:: Problem ::
Please give the number of lines that hold the string "سقوط" in the listing, without any other words.

=== Section Start ===

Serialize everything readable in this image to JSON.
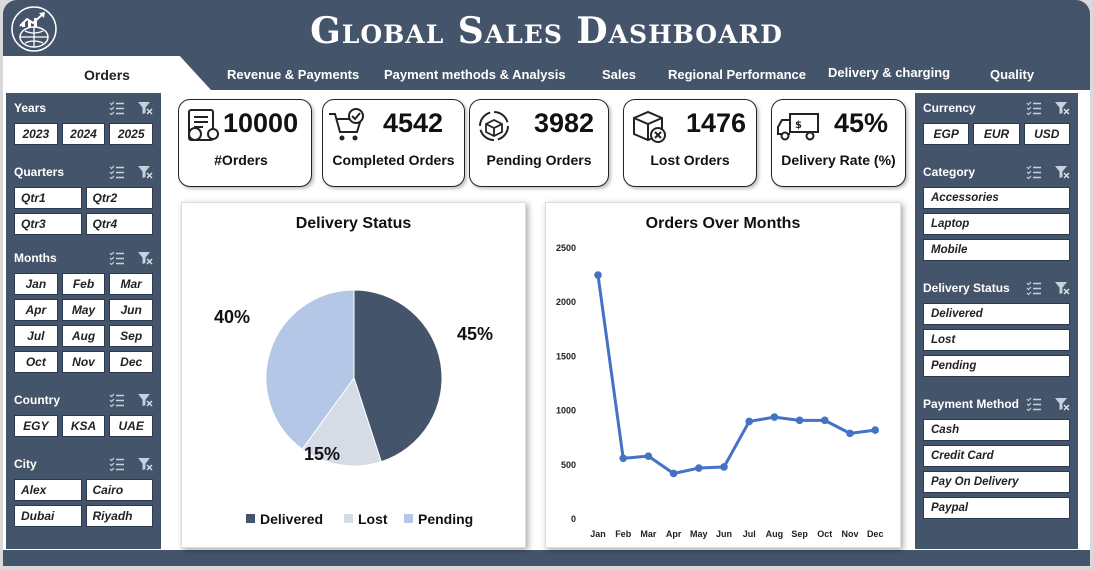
{
  "title": "Global Sales Dashboard",
  "tabs": [
    {
      "label": "Orders",
      "active": true
    },
    {
      "label": "Revenue & Payments"
    },
    {
      "label": "Payment methods & Analysis"
    },
    {
      "label": "Sales"
    },
    {
      "label": "Regional Performance"
    },
    {
      "label": "Delivery & charging"
    },
    {
      "label": "Quality"
    }
  ],
  "left_slicers": {
    "years": {
      "label": "Years",
      "items": [
        "2023",
        "2024",
        "2025"
      ]
    },
    "quarters": {
      "label": "Quarters",
      "items": [
        "Qtr1",
        "Qtr2",
        "Qtr3",
        "Qtr4"
      ]
    },
    "months": {
      "label": "Months",
      "items": [
        "Jan",
        "Feb",
        "Mar",
        "Apr",
        "May",
        "Jun",
        "Jul",
        "Aug",
        "Sep",
        "Oct",
        "Nov",
        "Dec"
      ]
    },
    "country": {
      "label": "Country",
      "items": [
        "EGY",
        "KSA",
        "UAE"
      ]
    },
    "city": {
      "label": "City",
      "items": [
        "Alex",
        "Cairo",
        "Dubai",
        "Riyadh"
      ]
    }
  },
  "right_slicers": {
    "currency": {
      "label": "Currency",
      "items": [
        "EGP",
        "EUR",
        "USD"
      ]
    },
    "category": {
      "label": "Category",
      "items": [
        "Accessories",
        "Laptop",
        "Mobile"
      ]
    },
    "delivery_status": {
      "label": "Delivery Status",
      "items": [
        "Delivered",
        "Lost",
        "Pending"
      ]
    },
    "payment_method": {
      "label": "Payment Method",
      "items": [
        "Cash",
        "Credit Card",
        "Pay On Delivery",
        "Paypal"
      ]
    }
  },
  "kpis": {
    "orders": {
      "value": "10000",
      "label": "#Orders"
    },
    "completed": {
      "value": "4542",
      "label": "Completed Orders"
    },
    "pending": {
      "value": "3982",
      "label": "Pending Orders"
    },
    "lost": {
      "value": "1476",
      "label": "Lost Orders"
    },
    "rate": {
      "value": "45%",
      "label": "Delivery Rate (%)"
    }
  },
  "colors": {
    "header": "#44546a",
    "delivered": "#44546a",
    "lost": "#d6dce5",
    "pending": "#b4c7e7",
    "line": "#4472c4"
  },
  "chart_data": [
    {
      "type": "pie",
      "title": "Delivery Status",
      "categories": [
        "Delivered",
        "Lost",
        "Pending"
      ],
      "values": [
        45,
        15,
        40
      ],
      "data_labels": [
        "45%",
        "15%",
        "40%"
      ],
      "legend": "bottom"
    },
    {
      "type": "line",
      "title": "Orders Over Months",
      "categories": [
        "Jan",
        "Feb",
        "Mar",
        "Apr",
        "May",
        "Jun",
        "Jul",
        "Aug",
        "Sep",
        "Oct",
        "Nov",
        "Dec"
      ],
      "values": [
        2250,
        560,
        580,
        420,
        470,
        480,
        900,
        940,
        910,
        910,
        790,
        820
      ],
      "ylim": [
        0,
        2500
      ],
      "yticks": [
        0,
        500,
        1000,
        1500,
        2000,
        2500
      ],
      "grid": false,
      "legend": "none"
    }
  ]
}
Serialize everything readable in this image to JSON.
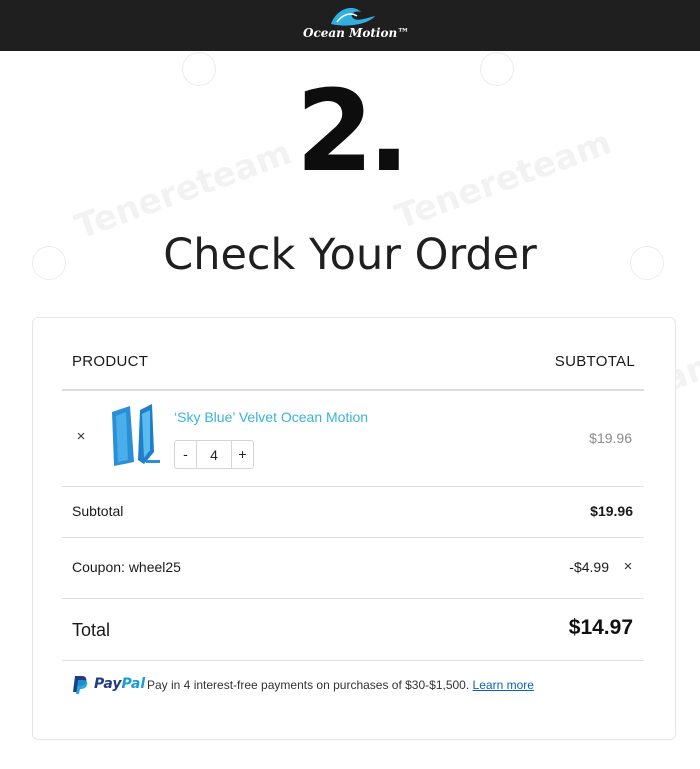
{
  "header": {
    "logo_text": "Ocean Motion™",
    "logo_icon": "wave-icon"
  },
  "step": {
    "number": "2.",
    "title": "Check Your Order"
  },
  "order_table": {
    "col_product": "PRODUCT",
    "col_subtotal": "SUBTOTAL",
    "items": [
      {
        "name": "‘Sky Blue’ Velvet Ocean Motion",
        "quantity": "4",
        "qty_minus": "-",
        "qty_plus": "+",
        "price": "$19.96",
        "remove_icon": "×"
      }
    ]
  },
  "summary": {
    "subtotal_label": "Subtotal",
    "subtotal_value": "$19.96",
    "coupon_label": "Coupon: wheel25",
    "coupon_value": "-$4.99",
    "coupon_remove_icon": "×",
    "total_label": "Total",
    "total_value": "$14.97"
  },
  "paypal": {
    "brand_pay": "Pay",
    "brand_pal": "Pal",
    "message": "Pay in 4 interest-free payments on purchases of $30-$1,500.",
    "link_text": "Learn more"
  },
  "colors": {
    "topbar": "#1f1f1f",
    "product_link": "#38b3da",
    "paypal_dark": "#253b80",
    "paypal_light": "#179bd7",
    "link": "#0a63b8"
  }
}
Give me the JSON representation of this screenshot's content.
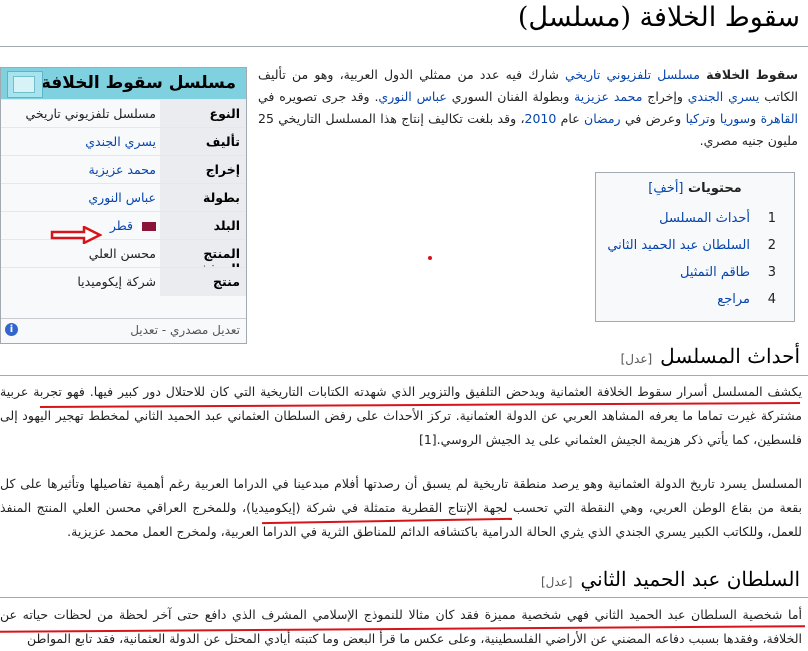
{
  "page": {
    "title": "سقوط الخلافة (مسلسل)"
  },
  "infobox": {
    "header": "مسلسل سقوط الخلافة",
    "rows": [
      {
        "key": "النوع",
        "value": "مسلسل تلفزيوني تاريخي"
      },
      {
        "key": "تأليف",
        "value": "يسري الجندي"
      },
      {
        "key": "إخراج",
        "value": "محمد عزيزية"
      },
      {
        "key": "بطولة",
        "value": "عباس النوري"
      },
      {
        "key": "البلد",
        "value": "قطر"
      },
      {
        "key": "المنتج المنفذ",
        "value": "محسن العلي"
      },
      {
        "key": "منتج",
        "value": "شركة إيكوميديا"
      }
    ],
    "footer": "تعديل مصدري - تعديل"
  },
  "lead": {
    "t1": "سقوط الخلافة",
    "t2": " ",
    "t3": "مسلسل تلفزيوني تاريخي",
    "t4": " شارك فيه عدد من ممثلي الدول العربية، وهو من تأليف الكاتب ",
    "t5": "يسري الجندي",
    "t6": " وإخراج ",
    "t7": "محمد عزيزية",
    "t8": " وبطولة الفنان السوري ",
    "t9": "عباس النوري",
    "t10": ". وقد جرى تصويره في ",
    "t11": "القاهرة",
    "t12": " و",
    "t13": "سوريا",
    "t14": " و",
    "t15": "تركيا",
    "t16": " وعرض في ",
    "t17": "رمضان",
    "t18": " عام ",
    "t19": "2010",
    "t20": "، وقد بلغت تكاليف إنتاج هذا المسلسل التاريخي 25 مليون جنيه مصري."
  },
  "toc": {
    "title": "محتويات",
    "toggle": "[أخفِ]",
    "items": [
      {
        "num": "1",
        "label": "أحداث المسلسل"
      },
      {
        "num": "2",
        "label": "السلطان عبد الحميد الثاني"
      },
      {
        "num": "3",
        "label": "طاقم التمثيل"
      },
      {
        "num": "4",
        "label": "مراجع"
      }
    ]
  },
  "section1": {
    "heading": "أحداث المسلسل",
    "edit": "[عدل]",
    "p1": "يكشف المسلسل أسرار سقوط الخلافة العثمانية ويدحض التلفيق والتزوير الذي شهدته الكتابات التاريخية التي كان للاحتلال دور كبير فيها. فهو تجربة عربية مشتركة غيرت تماما ما يعرفه المشاهد العربي عن الدولة العثمانية. تركز الأحداث على رفض السلطان العثماني عبد الحميد الثاني لمخطط تهجير اليهود إلى فلسطين، كما يأتي ذكر هزيمة الجيش العثماني على يد الجيش الروسي.[1]",
    "p2": "المسلسل يسرد تاريخ الدولة العثمانية وهو يرصد منطقة تاريخية لم يسبق أن رصدتها أفلام مبدعينا في الدراما العربية رغم أهمية تفاصيلها وتأثيرها على كل بقعة من بقاع الوطن العربي، وهي النقطة التي تحسب لجهة الإنتاج القطرية متمثلة في شركة (إيكوميديا)، وللمخرج العراقي محسن العلي المنتج المنفذ للعمل، وللكاتب الكبير يسري الجندي الذي يثري الحالة الدرامية باكتشافه الدائم للمناطق الثرية في الدراما العربية، ولمخرج العمل محمد عزيزية."
  },
  "section2": {
    "heading": "السلطان عبد الحميد الثاني",
    "edit": "[عدل]",
    "p1": "أما شخصية السلطان عبد الحميد الثاني فهي شخصية مميزة فقد كان مثالا للنموذج الإسلامي المشرف الذي دافع حتى آخر لحظة من لحظات حياته عن الخلافة، وفقدها بسبب دفاعه المضني عن الأراضي الفلسطينية، وعلى عكس ما قرأ البعض وما كتبته أيادي المحتل عن الدولة العثمانية، فقد تابع المواطن"
  }
}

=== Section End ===

:: Task result ::
4